(What to produce): Within the listing below, please show every line carrying the string "Settings".

+---+

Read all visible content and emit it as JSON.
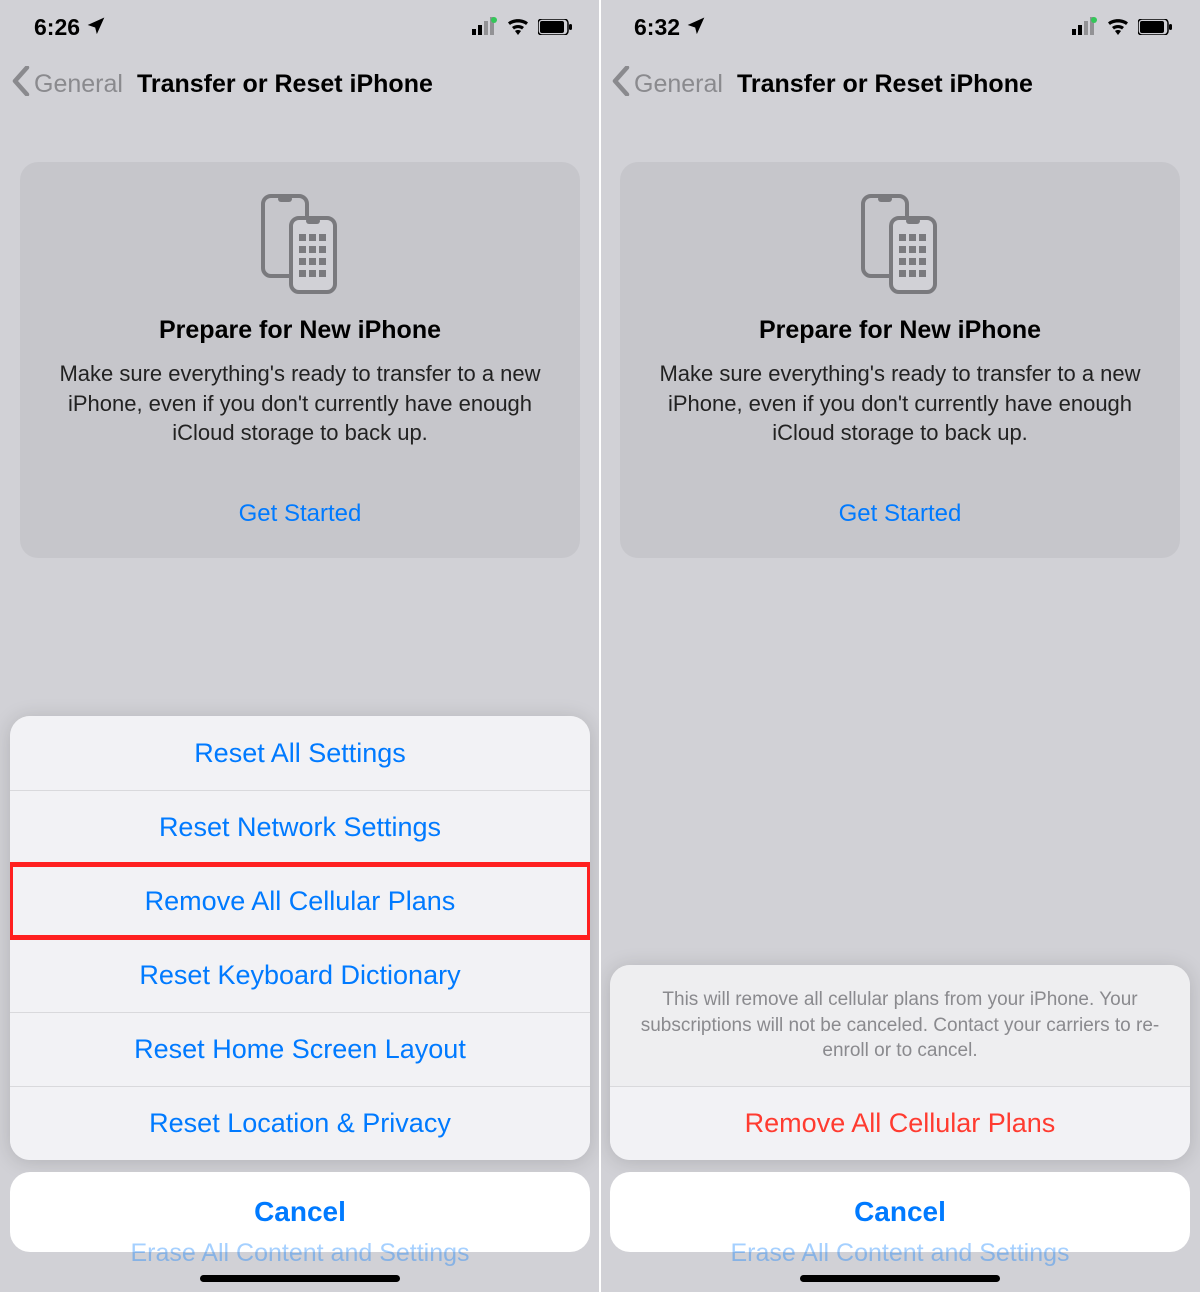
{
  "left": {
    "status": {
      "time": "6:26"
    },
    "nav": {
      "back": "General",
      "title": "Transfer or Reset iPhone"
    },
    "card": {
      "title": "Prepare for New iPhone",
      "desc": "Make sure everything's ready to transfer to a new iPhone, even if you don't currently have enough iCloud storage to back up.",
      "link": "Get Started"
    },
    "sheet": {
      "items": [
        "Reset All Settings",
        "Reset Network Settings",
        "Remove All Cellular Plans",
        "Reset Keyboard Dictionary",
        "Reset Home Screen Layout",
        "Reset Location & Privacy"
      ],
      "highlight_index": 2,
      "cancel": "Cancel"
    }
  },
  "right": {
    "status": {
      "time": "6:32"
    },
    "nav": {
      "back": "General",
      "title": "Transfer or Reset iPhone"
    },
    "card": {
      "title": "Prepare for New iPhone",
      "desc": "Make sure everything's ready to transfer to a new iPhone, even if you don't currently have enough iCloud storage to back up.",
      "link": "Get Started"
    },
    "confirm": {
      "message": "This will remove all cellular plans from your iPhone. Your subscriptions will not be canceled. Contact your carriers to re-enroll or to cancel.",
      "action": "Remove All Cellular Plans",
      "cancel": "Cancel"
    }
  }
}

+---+

(Solved problem):
        "Reset All Settings",
        "Reset Network Settings",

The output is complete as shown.